Fortunately, there is hope for PTSD sufferers, as there are several medications that specifically target many of the core symptoms of PTSD, including depression, anxiety, hypervigilance (or "jumpiness"), nightmares, flashbacks, insomnia, panic attacks, and other symptoms that can severely limit the quality of life of PTSD patients. These medications are typically used in combination with routine therapy (counseling), with promising outcomes.
It's important that both the prescribing psychiatrist and the therapist have in-depth experience in properly diagnosing and effectively treating PTSD. Untreated, PTSD can reduce life to a series of continuous flashbacks, nightmares and panic attacks. With proper, ongoing treatment, many PTSD patients are able to resume previous levels of functioning and quality of life.
If your husband is a veteran, he may be able to access services from the VA hospital. Otherwise, he should have a psychiatric evaluation as there are many medications and therapies that may be of help to him
Pamela Siller MD
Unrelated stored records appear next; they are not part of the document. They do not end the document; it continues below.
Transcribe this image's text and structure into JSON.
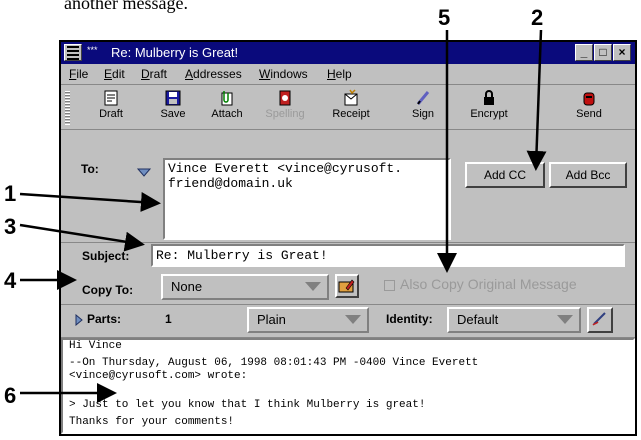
{
  "page": {
    "caption": "another message."
  },
  "window": {
    "title_prefix": "***",
    "title": "Re: Mulberry is Great!",
    "buttons": {
      "minimize": "_",
      "maximize": "□",
      "close": "×"
    }
  },
  "menubar": {
    "items": [
      {
        "label": "File",
        "ul": "F",
        "rest": "ile"
      },
      {
        "label": "Edit",
        "ul": "E",
        "rest": "dit"
      },
      {
        "label": "Draft",
        "ul": "D",
        "rest": "raft"
      },
      {
        "label": "Addresses",
        "ul": "A",
        "rest": "ddresses"
      },
      {
        "label": "Windows",
        "ul": "W",
        "rest": "indows"
      },
      {
        "label": "Help",
        "ul": "H",
        "rest": "elp"
      }
    ]
  },
  "toolbar": {
    "draft": "Draft",
    "save": "Save",
    "attach": "Attach",
    "spelling": "Spelling",
    "receipt": "Receipt",
    "sign": "Sign",
    "encrypt": "Encrypt",
    "send": "Send"
  },
  "header": {
    "to_label": "To:",
    "to_lines": [
      "Vince Everett <vince@cyrusoft.",
      "friend@domain.uk"
    ],
    "add_cc": "Add CC",
    "add_bcc": "Add Bcc",
    "subject_label": "Subject:",
    "subject_value": "Re: Mulberry is Great!",
    "copy_to_label": "Copy To:",
    "copy_to_value": "None",
    "also_copy_label": "Also Copy Original Message",
    "parts_label": "Parts:",
    "parts_count": "1",
    "format_value": "Plain",
    "identity_label": "Identity:",
    "identity_value": "Default"
  },
  "body": {
    "lines": [
      "Hi Vince",
      "--On Thursday, August 06, 1998 08:01:43 PM -0400 Vince Everett",
      "<vince@cyrusoft.com> wrote:",
      "",
      "> Just to let you know that I think Mulberry is great!",
      "Thanks for your comments!"
    ]
  },
  "callouts": {
    "c1": "1",
    "c2": "2",
    "c3": "3",
    "c4": "4",
    "c5": "5",
    "c6": "6"
  },
  "colors": {
    "titlebar": "#0a0a7c",
    "window_bg": "#c0c0c0",
    "disabled_text": "#9a9a9a"
  }
}
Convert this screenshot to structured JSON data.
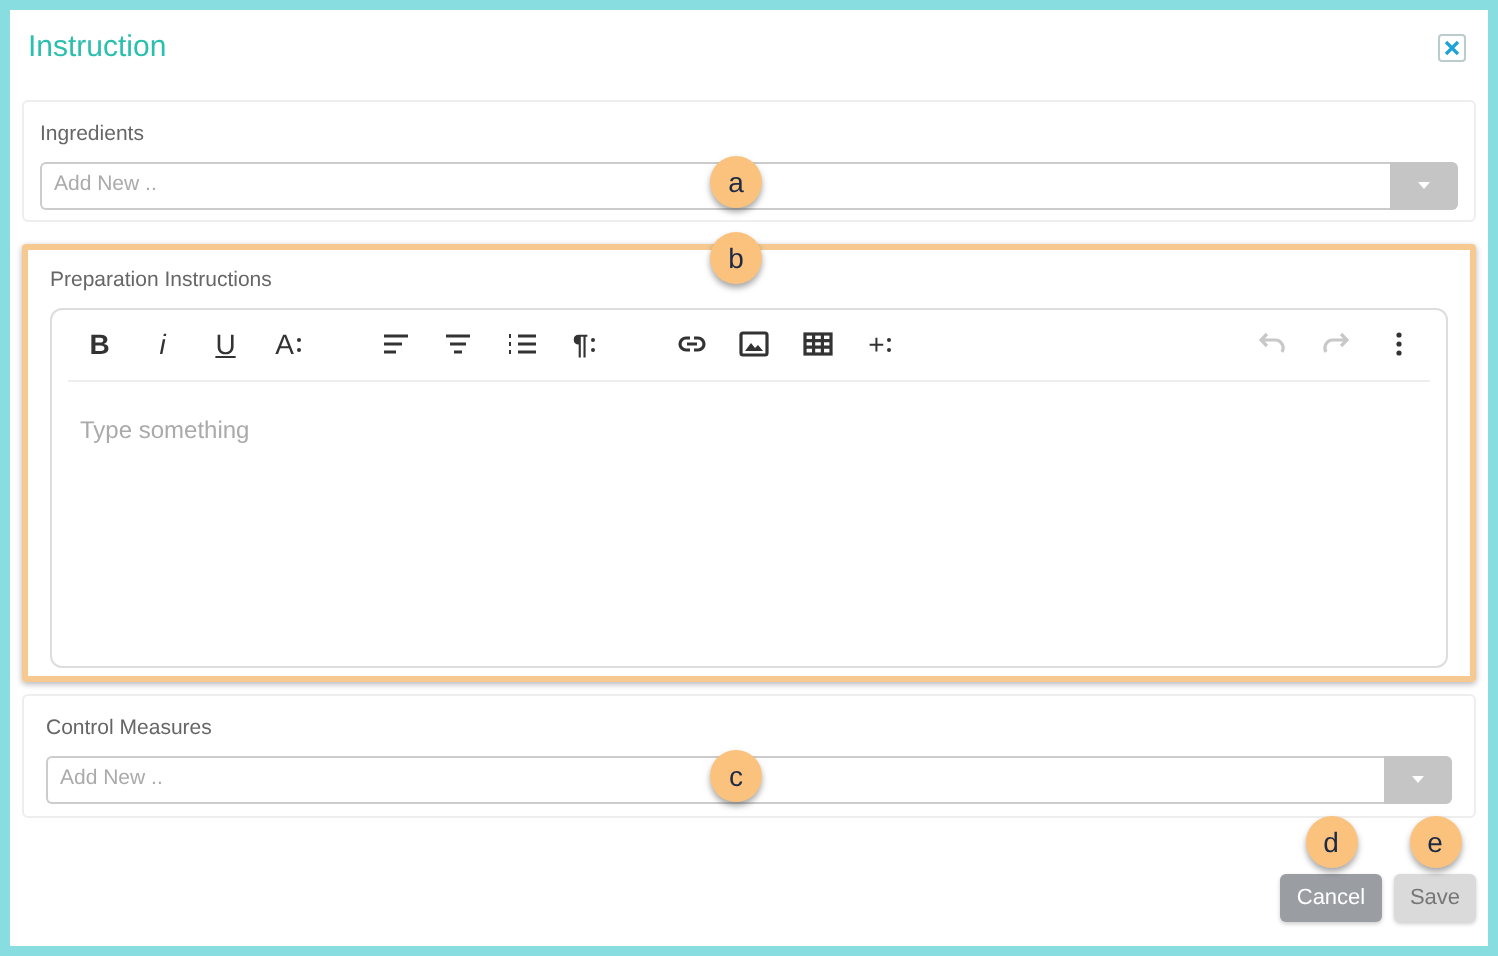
{
  "dialog": {
    "title": "Instruction"
  },
  "ingredients": {
    "label": "Ingredients",
    "placeholder": "Add New ..",
    "callout": "a"
  },
  "preparation": {
    "label": "Preparation Instructions",
    "highlighted": true,
    "callout": "b",
    "placeholder": "Type something",
    "toolbar": [
      {
        "kind": "bold",
        "glyph": "B",
        "disabled": false
      },
      {
        "kind": "italic",
        "glyph": "i",
        "disabled": false
      },
      {
        "kind": "underline",
        "glyph": "U",
        "disabled": false
      },
      {
        "kind": "font-size",
        "glyph": "A",
        "disabled": false
      },
      {
        "kind": "align-left",
        "disabled": false
      },
      {
        "kind": "align-center",
        "disabled": false
      },
      {
        "kind": "ordered-list",
        "disabled": false
      },
      {
        "kind": "paragraph",
        "glyph": "¶",
        "disabled": false
      },
      {
        "kind": "link",
        "disabled": false
      },
      {
        "kind": "image",
        "disabled": false
      },
      {
        "kind": "table",
        "disabled": false
      },
      {
        "kind": "insert",
        "glyph": "+",
        "disabled": false
      },
      {
        "kind": "undo",
        "disabled": true
      },
      {
        "kind": "redo",
        "disabled": true
      },
      {
        "kind": "more",
        "disabled": false
      }
    ]
  },
  "control_measures": {
    "label": "Control Measures",
    "placeholder": "Add New ..",
    "callout": "c"
  },
  "buttons": [
    {
      "label": "Cancel",
      "kind": "cancel",
      "disabled": false,
      "callout": "d"
    },
    {
      "label": "Save",
      "kind": "save",
      "disabled": true,
      "callout": "e"
    }
  ]
}
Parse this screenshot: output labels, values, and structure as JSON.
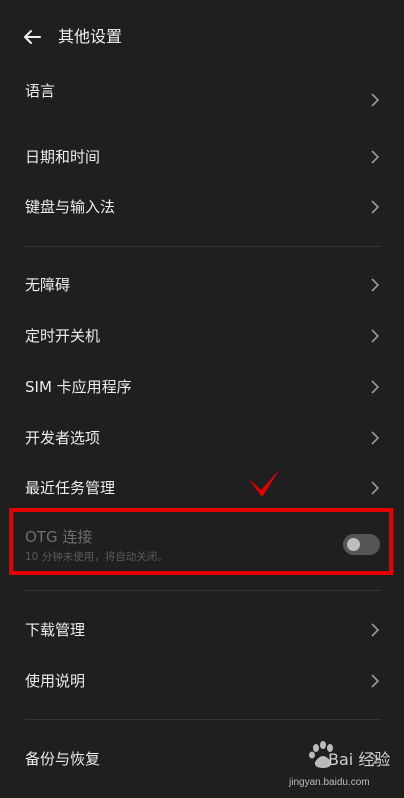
{
  "header": {
    "title": "其他设置"
  },
  "groups": {
    "g1": [
      {
        "label": "语言"
      },
      {
        "label": "日期和时间"
      },
      {
        "label": "键盘与输入法"
      }
    ],
    "g2": [
      {
        "label": "无障碍"
      },
      {
        "label": "定时开关机"
      },
      {
        "label": "SIM 卡应用程序"
      },
      {
        "label": "开发者选项"
      },
      {
        "label": "最近任务管理"
      }
    ],
    "g3": [
      {
        "label": "下载管理"
      },
      {
        "label": "使用说明"
      }
    ],
    "g4": [
      {
        "label": "备份与恢复"
      }
    ]
  },
  "otg": {
    "title": "OTG 连接",
    "subtitle": "10 分钟未使用，将自动关闭。",
    "enabled": false
  },
  "watermark": {
    "brand": "Bai 经验",
    "url": "jingyan.baidu.com"
  },
  "colors": {
    "highlight": "#e30000",
    "background": "#1f1f1f"
  }
}
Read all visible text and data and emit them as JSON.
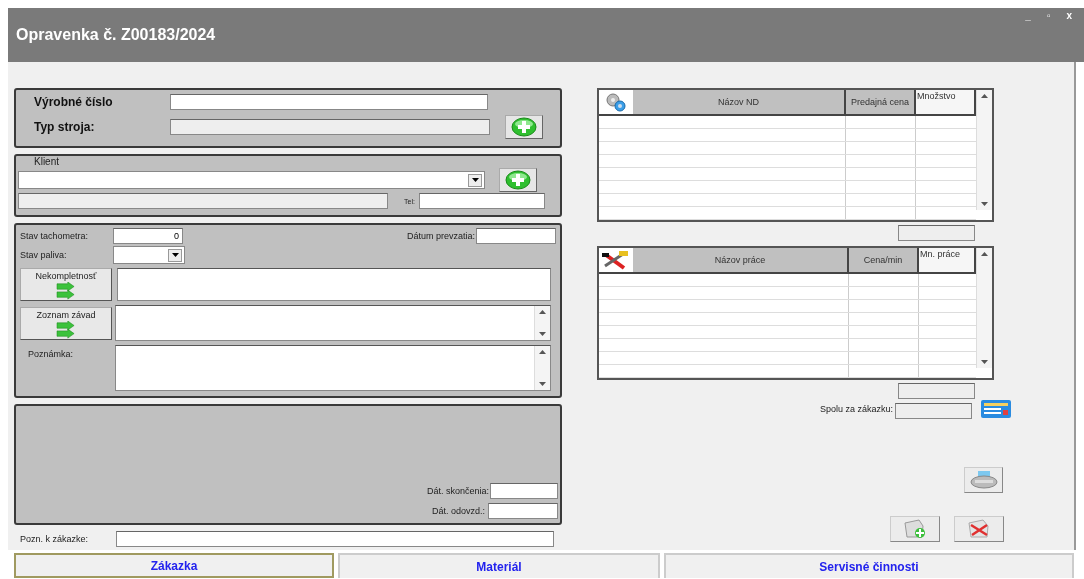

Assuming there has been a significant past trauma and the diagnosis is right. Your husband would be benefitting from psychotherapy and medications. CBT for anxiety and depression in a individual therapy setting and group therapy with other patients with similar symptoms is extremely beneficial. Additionally, EMDR treatment with a experienced therapist will help. First line treatment with meds are antidepressants. Depending on previous exposure to them, they are chosen to target PTSD. Symptomatic treatment of panic symptoms with brief treatment with benzodiazepines is beneficial. Care should be taken that they may have addictive potential. Sleep meds might be needed for symptomatic treatment and Medicines like Prazosin might be beneficial for reducing nightmares. Most importantly your husband needs to learn appropriate coping skills so he can manage the triggers and prevent escalation of symptoms.
Satish Narayan, MD
Victor M. Santiago-Noa, MD